(Beginning of Stored data)

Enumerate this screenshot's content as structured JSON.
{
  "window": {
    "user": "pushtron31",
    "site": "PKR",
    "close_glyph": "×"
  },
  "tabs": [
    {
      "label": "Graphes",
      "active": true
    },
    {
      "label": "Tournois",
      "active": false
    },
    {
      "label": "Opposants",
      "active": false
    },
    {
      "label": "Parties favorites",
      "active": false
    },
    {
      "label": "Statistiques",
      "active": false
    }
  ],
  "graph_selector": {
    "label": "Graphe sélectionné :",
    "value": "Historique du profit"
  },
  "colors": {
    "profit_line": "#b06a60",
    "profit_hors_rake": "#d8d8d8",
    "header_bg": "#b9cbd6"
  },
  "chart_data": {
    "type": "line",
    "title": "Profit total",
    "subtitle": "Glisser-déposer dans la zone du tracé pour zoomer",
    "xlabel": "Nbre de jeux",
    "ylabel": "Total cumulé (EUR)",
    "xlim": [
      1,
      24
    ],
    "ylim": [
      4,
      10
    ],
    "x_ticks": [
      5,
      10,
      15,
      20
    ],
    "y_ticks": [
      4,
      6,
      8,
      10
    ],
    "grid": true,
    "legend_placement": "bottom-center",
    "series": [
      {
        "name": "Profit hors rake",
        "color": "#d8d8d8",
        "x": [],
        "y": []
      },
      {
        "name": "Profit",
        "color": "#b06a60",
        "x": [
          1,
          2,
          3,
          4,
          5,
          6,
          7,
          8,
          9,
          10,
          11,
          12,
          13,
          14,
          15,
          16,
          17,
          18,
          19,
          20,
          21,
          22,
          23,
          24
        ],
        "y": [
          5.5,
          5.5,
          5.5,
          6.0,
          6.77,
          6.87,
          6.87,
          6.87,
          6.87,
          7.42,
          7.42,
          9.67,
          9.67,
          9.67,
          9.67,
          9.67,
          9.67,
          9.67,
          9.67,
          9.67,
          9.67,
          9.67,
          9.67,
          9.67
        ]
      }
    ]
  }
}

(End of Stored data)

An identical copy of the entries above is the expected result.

• [Response]:
Enumerate this screenshot's content as structured JSON.
{
  "window": {
    "user": "pushtron31",
    "site": "PKR",
    "close_glyph": "×"
  },
  "tabs": [
    {
      "label": "Graphes",
      "active": true
    },
    {
      "label": "Tournois",
      "active": false
    },
    {
      "label": "Opposants",
      "active": false
    },
    {
      "label": "Parties favorites",
      "active": false
    },
    {
      "label": "Statistiques",
      "active": false
    }
  ],
  "graph_selector": {
    "label": "Graphe sélectionné :",
    "value": "Historique du profit"
  },
  "colors": {
    "profit_line": "#b06a60",
    "profit_hors_rake": "#d8d8d8",
    "header_bg": "#b9cbd6"
  },
  "chart_data": {
    "type": "line",
    "title": "Profit total",
    "subtitle": "Glisser-déposer dans la zone du tracé pour zoomer",
    "xlabel": "Nbre de jeux",
    "ylabel": "Total cumulé (EUR)",
    "xlim": [
      1,
      24
    ],
    "ylim": [
      4,
      10
    ],
    "x_ticks": [
      5,
      10,
      15,
      20
    ],
    "y_ticks": [
      4,
      6,
      8,
      10
    ],
    "grid": true,
    "legend_placement": "bottom-center",
    "series": [
      {
        "name": "Profit hors rake",
        "color": "#d8d8d8",
        "x": [],
        "y": []
      },
      {
        "name": "Profit",
        "color": "#b06a60",
        "x": [
          1,
          2,
          3,
          4,
          5,
          6,
          7,
          8,
          9,
          10,
          11,
          12,
          13,
          14,
          15,
          16,
          17,
          18,
          19,
          20,
          21,
          22,
          23,
          24
        ],
        "y": [
          5.5,
          5.5,
          5.5,
          6.0,
          6.77,
          6.87,
          6.87,
          6.87,
          6.87,
          7.42,
          7.42,
          9.67,
          9.67,
          9.67,
          9.67,
          9.67,
          9.67,
          9.67,
          9.67,
          9.67,
          9.67,
          9.67,
          9.67,
          9.67
        ]
      }
    ]
  }
}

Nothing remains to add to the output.